Hostilities in World War I (then known as The Great War) ended on November 11, 1918. The United States had entered the conflict on April 6, 1917, as Congress declared war. When the news of the cease fire was announced, large crowds gathered at Campus Martius and elsewhere in Detroit to celebrate the peace.
A year later, on November 11, 1919, President Woodrow Wilson designated the first commemoration of Armistice Day, “To us in America, the reflections of Armistice Day will be filled with solemn pride in the heroism of those who died in the country’s service and with gratitude for the victory, both because of the thing from which it has freed us and because of the opportunity it has given America to show her sympathy with peace and justice in the councils of the nations…” In 1938, Armistice Day was made a legal holiday, recognizing the contributions of World War I veterans. Following World War II and the Korean War, in 1954 Congress amended the legislation to change the name of Armistice Day to Veterans Day, in order to honor American veterans of all wars.
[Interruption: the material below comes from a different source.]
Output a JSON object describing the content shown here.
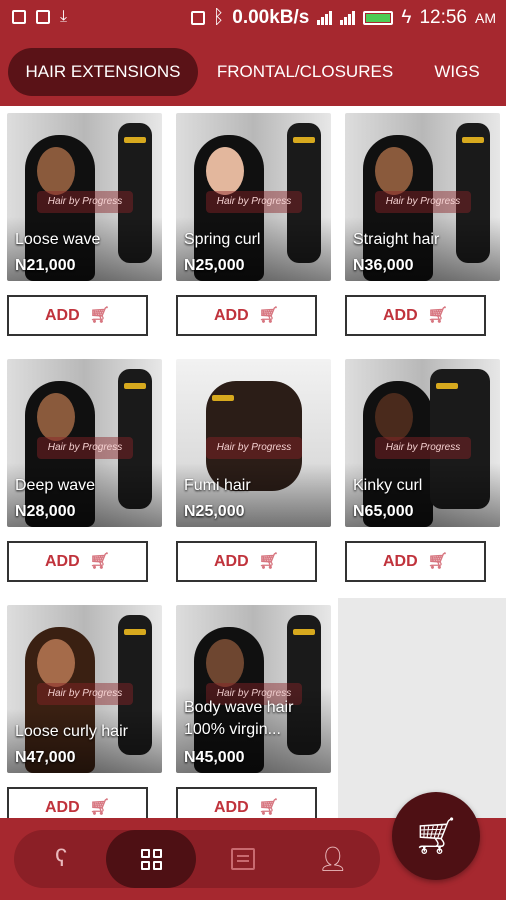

In 1968, the Uniform Holiday Bill moved Veterans Day observance from November 11 to the fourth Monday in October, in order to give Federal employees a three day holiday. There was controversy over the change in the date, and in 1975 President Gerald Ford signed legislation returning observance to November 11.
Today, we celebrate and thank all veterans for their service. Along with the Black Historic Sites Committee, the Detroit Historical Society will personally honor veteran Ernest C. Browne, Jr. for his service in World War II, to the city of Detroit, and to black history by founding both the Black Historic Sites Committee and the Tuskegee Airmen National Museum.